Prompt:
Nothing except the pictures should be left out when you reproduce the listing exactly.

The data:
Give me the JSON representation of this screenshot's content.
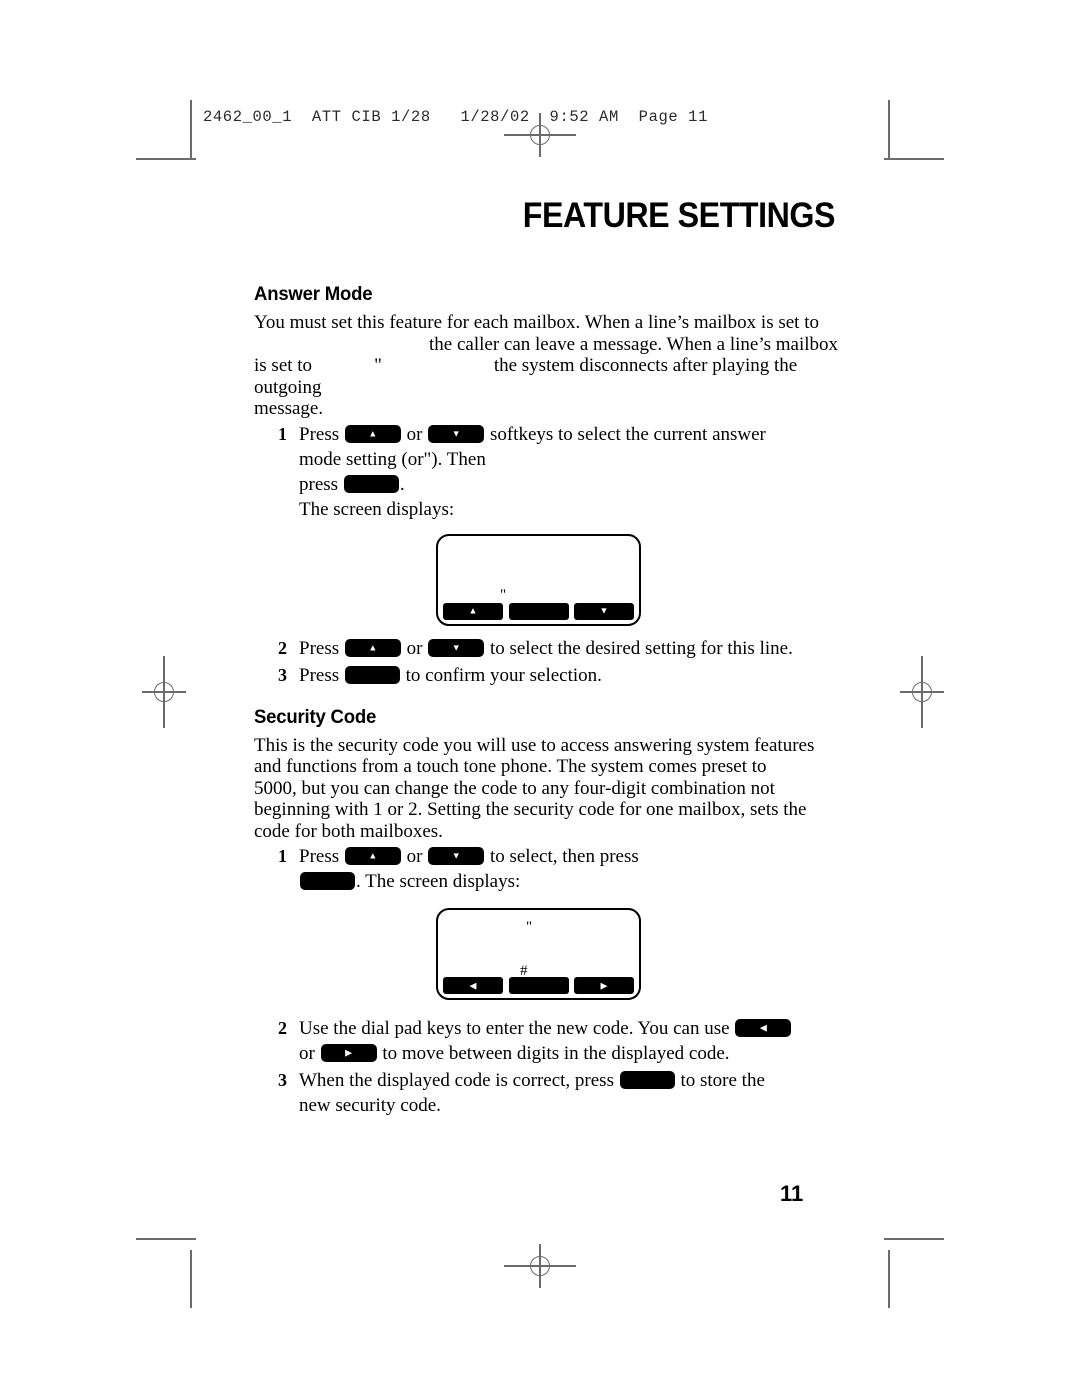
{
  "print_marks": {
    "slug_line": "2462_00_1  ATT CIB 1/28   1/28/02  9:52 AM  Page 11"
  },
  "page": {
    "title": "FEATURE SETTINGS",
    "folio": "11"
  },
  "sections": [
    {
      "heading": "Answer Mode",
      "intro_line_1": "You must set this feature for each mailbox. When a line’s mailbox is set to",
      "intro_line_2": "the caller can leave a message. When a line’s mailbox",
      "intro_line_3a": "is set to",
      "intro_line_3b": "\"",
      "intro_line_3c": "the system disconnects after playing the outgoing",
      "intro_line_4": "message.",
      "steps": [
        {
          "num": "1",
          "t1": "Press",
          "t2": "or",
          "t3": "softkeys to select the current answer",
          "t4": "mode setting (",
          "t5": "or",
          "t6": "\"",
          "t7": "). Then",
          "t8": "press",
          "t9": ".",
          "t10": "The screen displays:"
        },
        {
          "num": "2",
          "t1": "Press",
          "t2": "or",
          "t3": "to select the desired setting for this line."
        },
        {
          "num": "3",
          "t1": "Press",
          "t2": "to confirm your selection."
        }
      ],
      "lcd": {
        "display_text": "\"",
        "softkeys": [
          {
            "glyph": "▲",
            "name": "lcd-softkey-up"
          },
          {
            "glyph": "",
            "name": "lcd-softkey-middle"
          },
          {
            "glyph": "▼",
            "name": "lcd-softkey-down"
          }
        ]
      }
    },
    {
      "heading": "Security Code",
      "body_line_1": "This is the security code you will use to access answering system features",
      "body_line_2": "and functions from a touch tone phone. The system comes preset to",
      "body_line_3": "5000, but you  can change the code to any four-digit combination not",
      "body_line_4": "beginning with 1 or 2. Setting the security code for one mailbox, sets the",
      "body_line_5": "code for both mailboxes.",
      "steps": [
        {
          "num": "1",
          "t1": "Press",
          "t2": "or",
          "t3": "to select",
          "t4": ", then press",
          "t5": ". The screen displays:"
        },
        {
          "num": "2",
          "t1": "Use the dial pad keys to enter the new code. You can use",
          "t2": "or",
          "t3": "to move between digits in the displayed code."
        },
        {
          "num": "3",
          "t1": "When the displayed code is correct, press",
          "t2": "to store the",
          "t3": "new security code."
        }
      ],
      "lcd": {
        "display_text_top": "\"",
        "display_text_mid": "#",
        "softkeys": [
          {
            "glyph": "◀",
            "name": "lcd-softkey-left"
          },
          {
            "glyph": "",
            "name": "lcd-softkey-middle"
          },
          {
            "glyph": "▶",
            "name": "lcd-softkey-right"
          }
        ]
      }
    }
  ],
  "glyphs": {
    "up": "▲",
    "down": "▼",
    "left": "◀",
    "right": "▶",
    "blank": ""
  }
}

Result of this task:
Give me the JSON representation of this screenshot's content.
{
  "print_marks": {
    "slug_line": "2462_00_1  ATT CIB 1/28   1/28/02  9:52 AM  Page 11"
  },
  "page": {
    "title": "FEATURE SETTINGS",
    "folio": "11"
  },
  "sections": [
    {
      "heading": "Answer Mode",
      "intro_line_1": "You must set this feature for each mailbox. When a line’s mailbox is set to",
      "intro_line_2": "the caller can leave a message. When a line’s mailbox",
      "intro_line_3a": "is set to",
      "intro_line_3b": "\"",
      "intro_line_3c": "the system disconnects after playing the outgoing",
      "intro_line_4": "message.",
      "steps": [
        {
          "num": "1",
          "t1": "Press",
          "t2": "or",
          "t3": "softkeys to select the current answer",
          "t4": "mode setting (",
          "t5": "or",
          "t6": "\"",
          "t7": "). Then",
          "t8": "press",
          "t9": ".",
          "t10": "The screen displays:"
        },
        {
          "num": "2",
          "t1": "Press",
          "t2": "or",
          "t3": "to select the desired setting for this line."
        },
        {
          "num": "3",
          "t1": "Press",
          "t2": "to confirm your selection."
        }
      ],
      "lcd": {
        "display_text": "\"",
        "softkeys": [
          {
            "glyph": "▲",
            "name": "lcd-softkey-up"
          },
          {
            "glyph": "",
            "name": "lcd-softkey-middle"
          },
          {
            "glyph": "▼",
            "name": "lcd-softkey-down"
          }
        ]
      }
    },
    {
      "heading": "Security Code",
      "body_line_1": "This is the security code you will use to access answering system features",
      "body_line_2": "and functions from a touch tone phone. The system comes preset to",
      "body_line_3": "5000, but you  can change the code to any four-digit combination not",
      "body_line_4": "beginning with 1 or 2. Setting the security code for one mailbox, sets the",
      "body_line_5": "code for both mailboxes.",
      "steps": [
        {
          "num": "1",
          "t1": "Press",
          "t2": "or",
          "t3": "to select",
          "t4": ", then press",
          "t5": ". The screen displays:"
        },
        {
          "num": "2",
          "t1": "Use the dial pad keys to enter the new code. You can use",
          "t2": "or",
          "t3": "to move between digits in the displayed code."
        },
        {
          "num": "3",
          "t1": "When the displayed code is correct, press",
          "t2": "to store the",
          "t3": "new security code."
        }
      ],
      "lcd": {
        "display_text_top": "\"",
        "display_text_mid": "#",
        "softkeys": [
          {
            "glyph": "◀",
            "name": "lcd-softkey-left"
          },
          {
            "glyph": "",
            "name": "lcd-softkey-middle"
          },
          {
            "glyph": "▶",
            "name": "lcd-softkey-right"
          }
        ]
      }
    }
  ],
  "glyphs": {
    "up": "▲",
    "down": "▼",
    "left": "◀",
    "right": "▶",
    "blank": ""
  }
}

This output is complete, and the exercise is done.